Scientists at the Climate System Research Center (CSRC) at the University of Massachusetts Amherst released a set of state-specific reports describing likely effects of carbon emissions targets, agreed upon in December at “COP21” in Paris, on the future climate of 22 states including all those in the Northeast.
Click here for UMASS article about reports:
Link directly to state reports:
As SAGE begins to formulate what type of analysis to use to test our Gradient Theory members are looking for examples. This is one that was recently sent to us.
"Development of an Urban Resilience Analysis Framework with Application to Norfolk, VA"
"This report describes the development of a process to analyze the resilience of urban regions to the shocks and stresses that those cities care about, and applies this process to address flooding in Norfolk and Hampton Roads. The goal is to provide Norfolk city officials and regional asset owners with actionable information to plan the infrastructure improvements that will most greatly enhance the region’s resilience to flooding. Results suggest that there are wide -ranging impacts of a major acute flooding event beyond the Hampton Roads region. A single four -day, 100 -year flood event in Hampton Roads would cause on the order of $355 -606 million in detrimental impacts to global production, with greater impacts occurring in the future as net sea levels rise. This report highlights the infrastructure behaviors, inter-dependencies, and the economic analyses that determine these impacts."
The threat of the sea inundating coastal historical sites is real. Residents can literally smell the sea in their basements, storms have already closed the Statue of Liberty and Ellis Island. Many, many places we take for granted will not be able to be saved. The questions is not if, but when and what can we do to lessen the impact on our cultural artifacts, neighborhoods and our economy.
DOES BEACH REPLENISHMENT SMOTHER A SHOREBIRD’S NEXT MEAL?
April 5, 2016
Conservation This Week
"Around the world, sandy beaches are eroding, and communities are increasingly fixing this problem by dredging up sand from offshore and pumping it back onto the beach. This method, known as beach replenishment, is seen as more environmentally friendly than building hard structures like seawalls to protect beaches.

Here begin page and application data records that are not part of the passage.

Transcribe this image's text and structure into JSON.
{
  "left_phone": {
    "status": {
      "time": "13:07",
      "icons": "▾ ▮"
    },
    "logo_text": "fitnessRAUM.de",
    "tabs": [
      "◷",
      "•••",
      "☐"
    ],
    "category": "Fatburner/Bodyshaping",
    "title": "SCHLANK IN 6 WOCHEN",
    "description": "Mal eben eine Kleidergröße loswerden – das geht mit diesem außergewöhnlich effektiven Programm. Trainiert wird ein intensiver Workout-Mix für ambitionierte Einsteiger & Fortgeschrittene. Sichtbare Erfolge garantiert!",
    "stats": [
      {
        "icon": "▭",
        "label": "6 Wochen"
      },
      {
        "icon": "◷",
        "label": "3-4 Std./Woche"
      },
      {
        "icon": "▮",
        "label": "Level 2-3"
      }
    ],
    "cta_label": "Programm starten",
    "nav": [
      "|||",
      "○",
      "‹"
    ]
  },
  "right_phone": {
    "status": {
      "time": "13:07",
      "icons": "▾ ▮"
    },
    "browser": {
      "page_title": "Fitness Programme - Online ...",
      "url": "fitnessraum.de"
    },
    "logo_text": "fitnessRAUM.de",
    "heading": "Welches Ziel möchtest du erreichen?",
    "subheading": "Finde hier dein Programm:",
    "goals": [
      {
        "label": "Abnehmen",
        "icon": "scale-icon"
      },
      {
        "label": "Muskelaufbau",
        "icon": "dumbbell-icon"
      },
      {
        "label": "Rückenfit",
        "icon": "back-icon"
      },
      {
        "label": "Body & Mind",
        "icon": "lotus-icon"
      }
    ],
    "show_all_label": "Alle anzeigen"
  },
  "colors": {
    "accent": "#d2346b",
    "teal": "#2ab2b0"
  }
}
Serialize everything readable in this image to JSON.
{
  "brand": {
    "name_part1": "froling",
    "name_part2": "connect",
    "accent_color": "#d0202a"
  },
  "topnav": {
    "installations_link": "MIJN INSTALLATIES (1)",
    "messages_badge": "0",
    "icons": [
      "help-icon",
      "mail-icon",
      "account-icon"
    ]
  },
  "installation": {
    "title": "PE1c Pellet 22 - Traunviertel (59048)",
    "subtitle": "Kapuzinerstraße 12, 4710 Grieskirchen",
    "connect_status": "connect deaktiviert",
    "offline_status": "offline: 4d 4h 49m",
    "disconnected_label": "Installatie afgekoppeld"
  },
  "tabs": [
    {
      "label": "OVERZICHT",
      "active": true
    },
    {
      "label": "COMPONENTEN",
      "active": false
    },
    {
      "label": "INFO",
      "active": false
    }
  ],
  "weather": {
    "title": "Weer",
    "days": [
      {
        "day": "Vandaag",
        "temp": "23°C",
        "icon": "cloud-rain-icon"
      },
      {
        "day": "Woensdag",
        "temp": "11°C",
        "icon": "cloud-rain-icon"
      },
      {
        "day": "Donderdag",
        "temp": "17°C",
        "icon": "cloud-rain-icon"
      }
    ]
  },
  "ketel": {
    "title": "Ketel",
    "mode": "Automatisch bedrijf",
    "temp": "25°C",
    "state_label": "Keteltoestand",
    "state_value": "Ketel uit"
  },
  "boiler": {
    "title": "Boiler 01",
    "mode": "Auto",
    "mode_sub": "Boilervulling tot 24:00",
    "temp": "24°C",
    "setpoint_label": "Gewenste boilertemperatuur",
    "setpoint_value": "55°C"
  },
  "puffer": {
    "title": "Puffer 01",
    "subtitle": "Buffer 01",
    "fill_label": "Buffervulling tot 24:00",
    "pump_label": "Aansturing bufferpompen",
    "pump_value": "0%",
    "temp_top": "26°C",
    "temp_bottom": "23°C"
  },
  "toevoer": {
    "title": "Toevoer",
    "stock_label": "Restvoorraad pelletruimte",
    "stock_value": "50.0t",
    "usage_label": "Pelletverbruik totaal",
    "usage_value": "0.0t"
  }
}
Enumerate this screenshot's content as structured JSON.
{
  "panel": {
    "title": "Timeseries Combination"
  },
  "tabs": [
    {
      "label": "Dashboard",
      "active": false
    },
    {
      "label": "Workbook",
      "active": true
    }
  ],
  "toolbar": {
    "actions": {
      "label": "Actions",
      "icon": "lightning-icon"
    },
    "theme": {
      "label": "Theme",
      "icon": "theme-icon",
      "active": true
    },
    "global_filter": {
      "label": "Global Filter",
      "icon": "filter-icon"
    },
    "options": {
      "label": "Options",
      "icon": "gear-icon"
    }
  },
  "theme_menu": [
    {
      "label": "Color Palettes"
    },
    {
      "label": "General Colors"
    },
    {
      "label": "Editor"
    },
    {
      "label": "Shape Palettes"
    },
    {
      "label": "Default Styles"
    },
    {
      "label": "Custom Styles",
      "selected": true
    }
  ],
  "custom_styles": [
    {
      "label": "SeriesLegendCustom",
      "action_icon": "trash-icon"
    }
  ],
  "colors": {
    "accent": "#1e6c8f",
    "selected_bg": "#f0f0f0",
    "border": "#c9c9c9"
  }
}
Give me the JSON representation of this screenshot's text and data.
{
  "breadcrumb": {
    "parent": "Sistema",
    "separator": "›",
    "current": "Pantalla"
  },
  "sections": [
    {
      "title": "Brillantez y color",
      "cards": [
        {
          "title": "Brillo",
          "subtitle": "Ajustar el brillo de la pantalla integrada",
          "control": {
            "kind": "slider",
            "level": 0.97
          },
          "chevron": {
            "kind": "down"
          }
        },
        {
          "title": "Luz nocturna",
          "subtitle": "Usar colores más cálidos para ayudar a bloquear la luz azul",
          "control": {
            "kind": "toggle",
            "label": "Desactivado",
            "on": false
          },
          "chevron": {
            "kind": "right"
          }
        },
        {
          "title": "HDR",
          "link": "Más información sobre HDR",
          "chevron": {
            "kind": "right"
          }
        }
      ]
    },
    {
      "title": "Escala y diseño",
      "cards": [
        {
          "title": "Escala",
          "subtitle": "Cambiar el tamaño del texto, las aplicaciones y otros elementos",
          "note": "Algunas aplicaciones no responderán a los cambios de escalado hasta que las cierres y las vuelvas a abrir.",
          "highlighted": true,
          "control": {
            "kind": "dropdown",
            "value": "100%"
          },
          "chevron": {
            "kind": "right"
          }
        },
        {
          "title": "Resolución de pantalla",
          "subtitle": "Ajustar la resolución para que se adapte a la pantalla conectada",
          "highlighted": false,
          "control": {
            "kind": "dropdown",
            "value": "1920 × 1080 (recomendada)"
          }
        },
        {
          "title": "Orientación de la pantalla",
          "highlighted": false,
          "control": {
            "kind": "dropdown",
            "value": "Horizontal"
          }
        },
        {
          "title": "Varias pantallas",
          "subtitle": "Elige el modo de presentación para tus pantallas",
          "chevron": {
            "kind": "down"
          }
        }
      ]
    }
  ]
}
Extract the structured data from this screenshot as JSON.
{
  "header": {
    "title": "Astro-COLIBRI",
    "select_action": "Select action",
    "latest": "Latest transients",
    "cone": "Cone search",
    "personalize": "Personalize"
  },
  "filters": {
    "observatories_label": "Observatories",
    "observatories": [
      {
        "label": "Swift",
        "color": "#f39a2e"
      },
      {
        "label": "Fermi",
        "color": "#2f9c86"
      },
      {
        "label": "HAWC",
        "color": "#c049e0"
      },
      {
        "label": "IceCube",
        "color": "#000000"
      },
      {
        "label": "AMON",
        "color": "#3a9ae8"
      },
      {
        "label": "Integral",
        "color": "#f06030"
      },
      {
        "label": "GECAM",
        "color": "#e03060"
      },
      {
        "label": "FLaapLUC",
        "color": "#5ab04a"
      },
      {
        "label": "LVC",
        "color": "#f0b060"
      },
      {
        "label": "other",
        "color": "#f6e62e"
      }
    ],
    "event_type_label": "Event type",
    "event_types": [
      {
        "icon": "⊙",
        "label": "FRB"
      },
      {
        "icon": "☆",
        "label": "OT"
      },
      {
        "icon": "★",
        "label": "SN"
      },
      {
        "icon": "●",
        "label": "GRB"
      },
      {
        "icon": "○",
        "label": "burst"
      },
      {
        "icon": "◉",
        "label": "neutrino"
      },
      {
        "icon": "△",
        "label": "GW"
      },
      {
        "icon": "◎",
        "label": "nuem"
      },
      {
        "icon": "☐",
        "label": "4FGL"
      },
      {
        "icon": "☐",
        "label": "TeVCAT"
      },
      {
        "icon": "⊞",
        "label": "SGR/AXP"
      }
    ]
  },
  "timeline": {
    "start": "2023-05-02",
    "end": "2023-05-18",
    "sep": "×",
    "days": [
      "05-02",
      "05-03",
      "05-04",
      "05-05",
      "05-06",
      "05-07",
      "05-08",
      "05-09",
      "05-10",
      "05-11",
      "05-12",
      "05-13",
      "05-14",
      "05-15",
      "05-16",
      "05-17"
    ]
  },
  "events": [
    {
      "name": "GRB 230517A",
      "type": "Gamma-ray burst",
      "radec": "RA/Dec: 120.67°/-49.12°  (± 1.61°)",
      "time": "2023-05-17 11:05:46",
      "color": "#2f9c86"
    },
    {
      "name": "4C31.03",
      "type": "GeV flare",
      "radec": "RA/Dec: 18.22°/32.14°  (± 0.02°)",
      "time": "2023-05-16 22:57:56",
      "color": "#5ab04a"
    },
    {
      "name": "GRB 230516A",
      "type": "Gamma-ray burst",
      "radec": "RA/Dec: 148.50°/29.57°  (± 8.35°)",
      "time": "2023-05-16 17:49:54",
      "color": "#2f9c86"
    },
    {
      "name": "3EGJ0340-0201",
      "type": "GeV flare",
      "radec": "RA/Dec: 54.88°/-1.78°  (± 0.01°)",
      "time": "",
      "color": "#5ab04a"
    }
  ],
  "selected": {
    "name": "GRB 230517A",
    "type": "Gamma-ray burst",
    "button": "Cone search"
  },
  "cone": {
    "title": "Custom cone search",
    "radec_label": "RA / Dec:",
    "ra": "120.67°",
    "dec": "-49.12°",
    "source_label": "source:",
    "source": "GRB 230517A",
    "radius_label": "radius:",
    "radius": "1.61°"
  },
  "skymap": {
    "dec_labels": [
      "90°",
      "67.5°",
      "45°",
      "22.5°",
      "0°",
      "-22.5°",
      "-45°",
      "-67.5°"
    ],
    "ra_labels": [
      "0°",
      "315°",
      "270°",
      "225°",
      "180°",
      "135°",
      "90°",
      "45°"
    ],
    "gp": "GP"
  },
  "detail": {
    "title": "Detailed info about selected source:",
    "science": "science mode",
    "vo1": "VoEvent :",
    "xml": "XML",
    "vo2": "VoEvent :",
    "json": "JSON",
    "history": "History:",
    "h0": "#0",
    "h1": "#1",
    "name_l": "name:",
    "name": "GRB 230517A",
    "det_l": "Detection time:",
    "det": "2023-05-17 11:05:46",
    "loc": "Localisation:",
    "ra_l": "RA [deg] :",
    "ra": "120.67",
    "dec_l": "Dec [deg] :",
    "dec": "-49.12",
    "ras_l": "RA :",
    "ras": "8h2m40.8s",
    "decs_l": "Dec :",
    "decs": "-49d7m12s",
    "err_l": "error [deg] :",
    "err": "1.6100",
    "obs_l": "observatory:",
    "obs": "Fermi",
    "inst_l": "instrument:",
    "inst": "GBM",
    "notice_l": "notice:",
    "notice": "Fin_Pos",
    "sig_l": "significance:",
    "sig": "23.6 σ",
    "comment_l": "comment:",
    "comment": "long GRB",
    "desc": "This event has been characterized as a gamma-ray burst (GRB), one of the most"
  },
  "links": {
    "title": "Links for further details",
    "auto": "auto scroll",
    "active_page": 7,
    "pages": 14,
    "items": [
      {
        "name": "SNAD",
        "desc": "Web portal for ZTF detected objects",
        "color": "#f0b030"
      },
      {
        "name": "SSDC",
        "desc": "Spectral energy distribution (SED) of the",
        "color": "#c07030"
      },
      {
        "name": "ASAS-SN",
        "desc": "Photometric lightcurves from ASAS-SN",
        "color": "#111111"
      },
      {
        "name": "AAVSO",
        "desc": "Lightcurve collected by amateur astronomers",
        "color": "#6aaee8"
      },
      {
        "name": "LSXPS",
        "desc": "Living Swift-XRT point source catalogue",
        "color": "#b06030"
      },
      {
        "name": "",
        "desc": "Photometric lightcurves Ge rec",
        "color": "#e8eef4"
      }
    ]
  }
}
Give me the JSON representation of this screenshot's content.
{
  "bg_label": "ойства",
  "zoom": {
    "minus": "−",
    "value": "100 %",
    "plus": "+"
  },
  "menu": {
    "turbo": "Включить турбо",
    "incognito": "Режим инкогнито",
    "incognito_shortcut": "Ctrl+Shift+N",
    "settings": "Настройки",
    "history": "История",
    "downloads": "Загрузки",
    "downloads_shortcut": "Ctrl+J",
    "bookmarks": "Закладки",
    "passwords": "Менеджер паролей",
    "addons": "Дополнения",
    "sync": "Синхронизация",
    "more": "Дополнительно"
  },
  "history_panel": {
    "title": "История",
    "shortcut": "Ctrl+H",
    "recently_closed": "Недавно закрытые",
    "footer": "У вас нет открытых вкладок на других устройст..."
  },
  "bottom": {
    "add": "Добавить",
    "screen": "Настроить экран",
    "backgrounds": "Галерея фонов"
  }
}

But beach replenishment, too, has its downside: the method smothers intertidal invertebrates on which shorebird and fish populations depend. The total number of invertebrates falls by more than half in the wake of beach replenishment, according to a new study published in Estuarine, Coastal and Shelf Science. And the invertebrate community may take longer to recover than previously thought." Follow the link to read more.